Civic Cabinet Chair for Community, Arts and Nighttime Economy, Councillor Vicki Howard; Councillor for Tennyson Nicole Johnston; Braille House Management Committee Chair, Ms Jacqueline Parker and Committee Members; Braille House General Manager, Mr Richard Barker and Executives; Distinguished Guests; Ladies and Gentlemen.
I begin by acknowledging the original custodians of the lands on which we gather, the Turrbal and Jagera people, and pay my respects to Elders, past, present and emerging. I extend my respects to any First Nations people here today.
Graeme and I are delighted that you are able to be here at Government House today to mark the 125th anniversary of the Queensland Braille Writing Association – which we’ve come to know as Braille House – and to celebrate the organisation’s long connection with Government House.
I have been particularly pleased to discover that one of the organisation’s co-founders and its very first patron was the marvellous Lady Lamington.
The Lamingtons oversaw Queensland’s transition from colony to State from their base in Old Government House, and while, today, they are most remembered for giving their name to an iconic Australian cake – the lamington – they left their mark on the young colony in many other ways.
It’s worth remembering that the Lamingtons were only in their mid-twenties when Lord Charles Wallace Lamington was appointed as Governor in 1896. But both he and Lady May – as she was affectionately called – took on the patronage role with great enthusiasm.
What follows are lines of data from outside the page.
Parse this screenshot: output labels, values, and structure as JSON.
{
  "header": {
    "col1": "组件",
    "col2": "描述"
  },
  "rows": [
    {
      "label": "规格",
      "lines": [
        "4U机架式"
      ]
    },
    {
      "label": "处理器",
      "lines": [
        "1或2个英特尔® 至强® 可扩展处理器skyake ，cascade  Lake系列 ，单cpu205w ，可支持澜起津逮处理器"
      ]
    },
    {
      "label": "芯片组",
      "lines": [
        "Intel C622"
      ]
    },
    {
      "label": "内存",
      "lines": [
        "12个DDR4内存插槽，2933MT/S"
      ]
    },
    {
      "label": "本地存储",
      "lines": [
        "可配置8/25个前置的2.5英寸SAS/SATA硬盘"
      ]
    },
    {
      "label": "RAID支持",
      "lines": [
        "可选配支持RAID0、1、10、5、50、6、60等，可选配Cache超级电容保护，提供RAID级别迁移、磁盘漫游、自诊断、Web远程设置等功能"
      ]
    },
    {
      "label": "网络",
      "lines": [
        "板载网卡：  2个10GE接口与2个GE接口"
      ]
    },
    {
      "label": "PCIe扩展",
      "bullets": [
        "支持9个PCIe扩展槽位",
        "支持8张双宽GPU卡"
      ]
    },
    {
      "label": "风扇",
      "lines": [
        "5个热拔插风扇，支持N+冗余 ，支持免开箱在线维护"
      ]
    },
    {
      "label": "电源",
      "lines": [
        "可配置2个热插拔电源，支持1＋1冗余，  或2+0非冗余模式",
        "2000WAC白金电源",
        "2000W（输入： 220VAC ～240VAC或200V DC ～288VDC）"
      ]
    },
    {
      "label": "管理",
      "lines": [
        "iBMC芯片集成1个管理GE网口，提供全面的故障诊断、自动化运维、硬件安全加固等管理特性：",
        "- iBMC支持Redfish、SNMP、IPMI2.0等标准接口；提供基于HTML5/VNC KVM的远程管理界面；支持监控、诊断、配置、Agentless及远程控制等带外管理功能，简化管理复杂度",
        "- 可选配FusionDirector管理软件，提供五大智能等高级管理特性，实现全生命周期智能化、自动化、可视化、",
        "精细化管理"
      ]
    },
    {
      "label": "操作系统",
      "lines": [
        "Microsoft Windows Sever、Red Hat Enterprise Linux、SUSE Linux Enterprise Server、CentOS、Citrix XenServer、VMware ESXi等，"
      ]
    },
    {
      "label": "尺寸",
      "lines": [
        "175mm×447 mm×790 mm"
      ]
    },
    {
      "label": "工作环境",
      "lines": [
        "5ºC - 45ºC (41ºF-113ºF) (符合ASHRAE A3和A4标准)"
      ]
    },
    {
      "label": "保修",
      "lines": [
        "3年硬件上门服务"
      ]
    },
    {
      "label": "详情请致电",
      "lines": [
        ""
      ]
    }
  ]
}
This was no “fine lady’s craze or fashionable hobby”; this remarkable mother of two young children quickly established a reputation as a hard-working patron.
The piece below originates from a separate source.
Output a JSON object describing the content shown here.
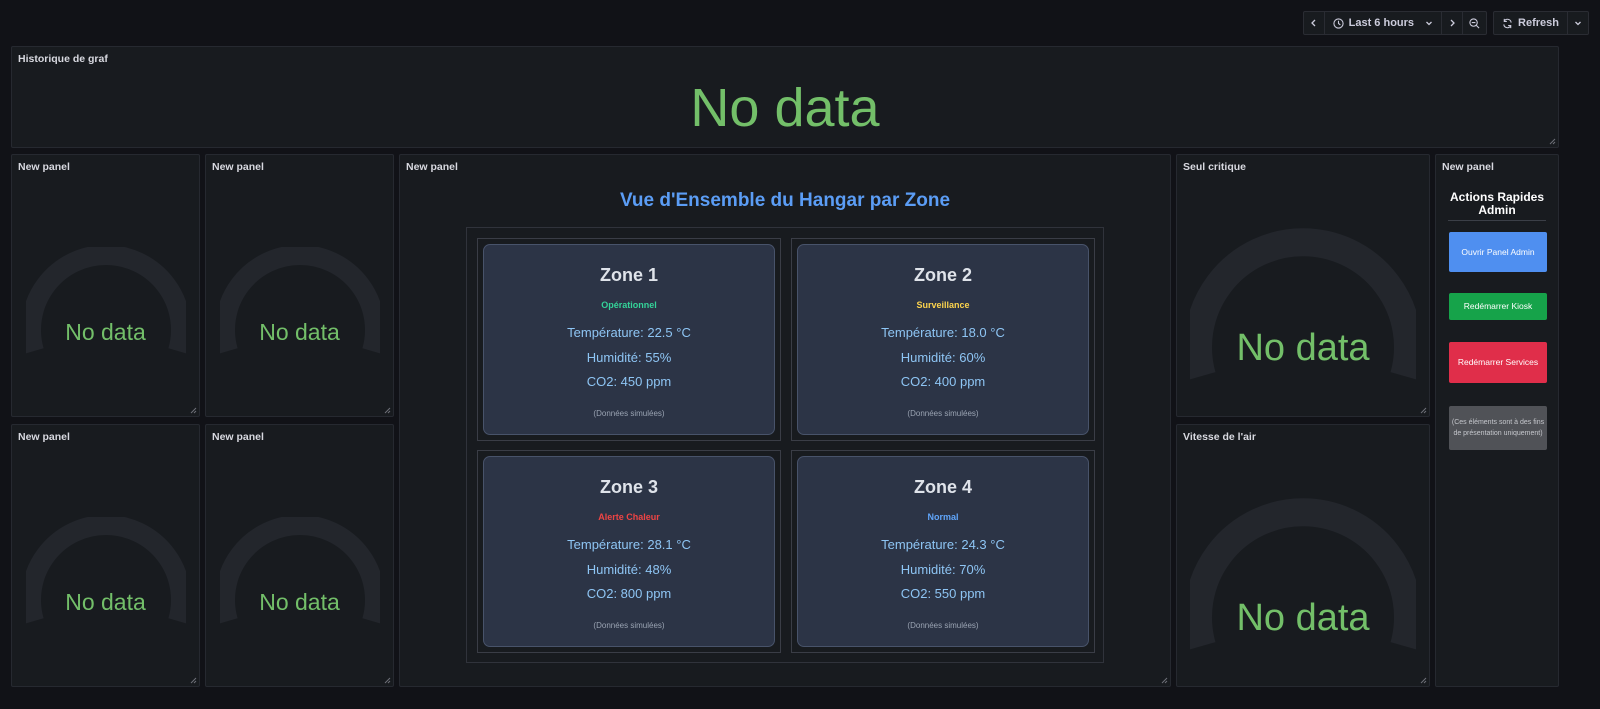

In addition to accepting the position of patron of the Braille Writing Association, she was very active in other charitable organisations. Along with opening a new cookery school in the Brisbane Technical College, she was also instrumental in establishing the Lady Lamington Hospital for the Diseases of Women, and the Lady Lamington Nurses Home. She even trained as a nurse so she could take her turn on volunteer rosters at the hospital.
Described as “a most loveable women”, Lady May was the ideal patron for Braille House and today, 125 years later, Braille remains as important as ever.
I am delighted today to be able to follow the example of my predecessor as Governor, His Excellency the Honourable Paul de Jersey AC, by presenting both a certificate of patronage and the latest in a series of children's picture books produced by Government House in Braille for the Braille House library.
‘A Place for All Queenslanders’ follows a day-in-the-life of Mac and Mary, two squirrel gliders who live on the Government House estate. With their kookaburra friend, Goodwin, Mac and Mary learn all about the Governor’s constitutional, ceremonial and civic duties, before being invited by the Governor inside Government House – ‘a place for everyone’.
Since the book was launched last year, Graeme and I have read it at schools all around the State, because we want to ensure that as many Queenslanders as possible feel welcome here.
I thank you again for joining us this afternoon and do hope your youngest readers find this an enjoyable addition to the Braille House library.